* _WORK REQUIRED_
Print each of the entries exactly, leaving nothing out.
*** DATASET ENTRIES ***
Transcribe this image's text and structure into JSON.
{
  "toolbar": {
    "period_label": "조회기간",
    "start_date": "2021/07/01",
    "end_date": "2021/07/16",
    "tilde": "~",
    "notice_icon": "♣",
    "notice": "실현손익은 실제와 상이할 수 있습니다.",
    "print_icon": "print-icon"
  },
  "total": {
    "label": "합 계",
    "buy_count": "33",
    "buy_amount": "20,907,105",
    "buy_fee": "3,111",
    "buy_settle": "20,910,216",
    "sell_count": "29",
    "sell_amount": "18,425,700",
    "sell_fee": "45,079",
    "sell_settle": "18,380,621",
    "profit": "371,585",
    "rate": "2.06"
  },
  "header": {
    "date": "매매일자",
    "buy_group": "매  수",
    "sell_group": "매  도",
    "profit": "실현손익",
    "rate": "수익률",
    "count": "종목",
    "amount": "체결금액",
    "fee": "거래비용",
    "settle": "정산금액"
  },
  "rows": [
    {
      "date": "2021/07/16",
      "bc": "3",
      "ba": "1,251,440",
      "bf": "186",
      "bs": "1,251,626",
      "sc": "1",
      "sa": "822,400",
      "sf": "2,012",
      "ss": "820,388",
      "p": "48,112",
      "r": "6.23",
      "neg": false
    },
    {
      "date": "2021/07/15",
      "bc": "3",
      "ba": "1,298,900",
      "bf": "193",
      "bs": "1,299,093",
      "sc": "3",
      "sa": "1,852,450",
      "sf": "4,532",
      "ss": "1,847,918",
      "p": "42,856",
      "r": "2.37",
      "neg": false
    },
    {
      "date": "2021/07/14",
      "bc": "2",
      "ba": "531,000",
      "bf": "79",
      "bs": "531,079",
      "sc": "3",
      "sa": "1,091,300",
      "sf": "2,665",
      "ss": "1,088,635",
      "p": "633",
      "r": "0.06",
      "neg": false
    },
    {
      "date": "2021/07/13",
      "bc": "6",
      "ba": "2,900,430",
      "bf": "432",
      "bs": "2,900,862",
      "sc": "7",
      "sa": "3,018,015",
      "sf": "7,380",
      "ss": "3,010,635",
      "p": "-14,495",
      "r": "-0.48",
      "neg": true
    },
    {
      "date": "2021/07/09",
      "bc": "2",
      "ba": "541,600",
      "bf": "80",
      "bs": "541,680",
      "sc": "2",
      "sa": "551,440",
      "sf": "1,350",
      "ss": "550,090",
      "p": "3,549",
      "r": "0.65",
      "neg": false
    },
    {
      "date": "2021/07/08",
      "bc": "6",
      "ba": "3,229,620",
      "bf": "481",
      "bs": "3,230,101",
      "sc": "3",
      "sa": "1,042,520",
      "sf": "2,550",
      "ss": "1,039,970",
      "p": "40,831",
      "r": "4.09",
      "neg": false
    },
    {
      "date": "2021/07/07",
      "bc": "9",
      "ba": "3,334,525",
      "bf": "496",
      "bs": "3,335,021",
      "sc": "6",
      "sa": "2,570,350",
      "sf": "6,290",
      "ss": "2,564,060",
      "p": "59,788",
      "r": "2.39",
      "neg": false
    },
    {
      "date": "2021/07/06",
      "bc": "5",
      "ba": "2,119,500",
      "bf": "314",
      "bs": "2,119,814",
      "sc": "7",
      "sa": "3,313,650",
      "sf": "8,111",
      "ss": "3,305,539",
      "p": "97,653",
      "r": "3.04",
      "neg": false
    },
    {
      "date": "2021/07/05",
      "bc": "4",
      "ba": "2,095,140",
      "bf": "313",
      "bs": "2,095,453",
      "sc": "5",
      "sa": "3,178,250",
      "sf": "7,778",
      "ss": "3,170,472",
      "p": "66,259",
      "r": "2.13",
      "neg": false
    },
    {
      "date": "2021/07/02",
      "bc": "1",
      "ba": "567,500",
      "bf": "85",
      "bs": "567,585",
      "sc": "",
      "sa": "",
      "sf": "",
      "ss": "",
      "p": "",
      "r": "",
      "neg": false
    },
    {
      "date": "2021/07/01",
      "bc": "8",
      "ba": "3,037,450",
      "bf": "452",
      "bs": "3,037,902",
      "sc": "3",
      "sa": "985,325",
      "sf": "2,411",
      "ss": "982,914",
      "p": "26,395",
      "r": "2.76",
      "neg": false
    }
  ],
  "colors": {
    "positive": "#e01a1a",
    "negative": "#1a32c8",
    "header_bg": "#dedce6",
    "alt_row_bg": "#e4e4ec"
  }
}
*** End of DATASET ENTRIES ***
* _EXERCISE RESPONSE_
Transcribe this image's text and structure into JSON.
{
  "toolbar": {
    "period_label": "조회기간",
    "start_date": "2021/07/01",
    "end_date": "2021/07/16",
    "tilde": "~",
    "notice_icon": "♣",
    "notice": "실현손익은 실제와 상이할 수 있습니다.",
    "print_icon": "print-icon"
  },
  "total": {
    "label": "합 계",
    "buy_count": "33",
    "buy_amount": "20,907,105",
    "buy_fee": "3,111",
    "buy_settle": "20,910,216",
    "sell_count": "29",
    "sell_amount": "18,425,700",
    "sell_fee": "45,079",
    "sell_settle": "18,380,621",
    "profit": "371,585",
    "rate": "2.06"
  },
  "header": {
    "date": "매매일자",
    "buy_group": "매  수",
    "sell_group": "매  도",
    "profit": "실현손익",
    "rate": "수익률",
    "count": "종목",
    "amount": "체결금액",
    "fee": "거래비용",
    "settle": "정산금액"
  },
  "rows": [
    {
      "date": "2021/07/16",
      "bc": "3",
      "ba": "1,251,440",
      "bf": "186",
      "bs": "1,251,626",
      "sc": "1",
      "sa": "822,400",
      "sf": "2,012",
      "ss": "820,388",
      "p": "48,112",
      "r": "6.23",
      "neg": false
    },
    {
      "date": "2021/07/15",
      "bc": "3",
      "ba": "1,298,900",
      "bf": "193",
      "bs": "1,299,093",
      "sc": "3",
      "sa": "1,852,450",
      "sf": "4,532",
      "ss": "1,847,918",
      "p": "42,856",
      "r": "2.37",
      "neg": false
    },
    {
      "date": "2021/07/14",
      "bc": "2",
      "ba": "531,000",
      "bf": "79",
      "bs": "531,079",
      "sc": "3",
      "sa": "1,091,300",
      "sf": "2,665",
      "ss": "1,088,635",
      "p": "633",
      "r": "0.06",
      "neg": false
    },
    {
      "date": "2021/07/13",
      "bc": "6",
      "ba": "2,900,430",
      "bf": "432",
      "bs": "2,900,862",
      "sc": "7",
      "sa": "3,018,015",
      "sf": "7,380",
      "ss": "3,010,635",
      "p": "-14,495",
      "r": "-0.48",
      "neg": true
    },
    {
      "date": "2021/07/09",
      "bc": "2",
      "ba": "541,600",
      "bf": "80",
      "bs": "541,680",
      "sc": "2",
      "sa": "551,440",
      "sf": "1,350",
      "ss": "550,090",
      "p": "3,549",
      "r": "0.65",
      "neg": false
    },
    {
      "date": "2021/07/08",
      "bc": "6",
      "ba": "3,229,620",
      "bf": "481",
      "bs": "3,230,101",
      "sc": "3",
      "sa": "1,042,520",
      "sf": "2,550",
      "ss": "1,039,970",
      "p": "40,831",
      "r": "4.09",
      "neg": false
    },
    {
      "date": "2021/07/07",
      "bc": "9",
      "ba": "3,334,525",
      "bf": "496",
      "bs": "3,335,021",
      "sc": "6",
      "sa": "2,570,350",
      "sf": "6,290",
      "ss": "2,564,060",
      "p": "59,788",
      "r": "2.39",
      "neg": false
    },
    {
      "date": "2021/07/06",
      "bc": "5",
      "ba": "2,119,500",
      "bf": "314",
      "bs": "2,119,814",
      "sc": "7",
      "sa": "3,313,650",
      "sf": "8,111",
      "ss": "3,305,539",
      "p": "97,653",
      "r": "3.04",
      "neg": false
    },
    {
      "date": "2021/07/05",
      "bc": "4",
      "ba": "2,095,140",
      "bf": "313",
      "bs": "2,095,453",
      "sc": "5",
      "sa": "3,178,250",
      "sf": "7,778",
      "ss": "3,170,472",
      "p": "66,259",
      "r": "2.13",
      "neg": false
    },
    {
      "date": "2021/07/02",
      "bc": "1",
      "ba": "567,500",
      "bf": "85",
      "bs": "567,585",
      "sc": "",
      "sa": "",
      "sf": "",
      "ss": "",
      "p": "",
      "r": "",
      "neg": false
    },
    {
      "date": "2021/07/01",
      "bc": "8",
      "ba": "3,037,450",
      "bf": "452",
      "bs": "3,037,902",
      "sc": "3",
      "sa": "985,325",
      "sf": "2,411",
      "ss": "982,914",
      "p": "26,395",
      "r": "2.76",
      "neg": false
    }
  ],
  "colors": {
    "positive": "#e01a1a",
    "negative": "#1a32c8",
    "header_bg": "#dedce6",
    "alt_row_bg": "#e4e4ec"
  }
}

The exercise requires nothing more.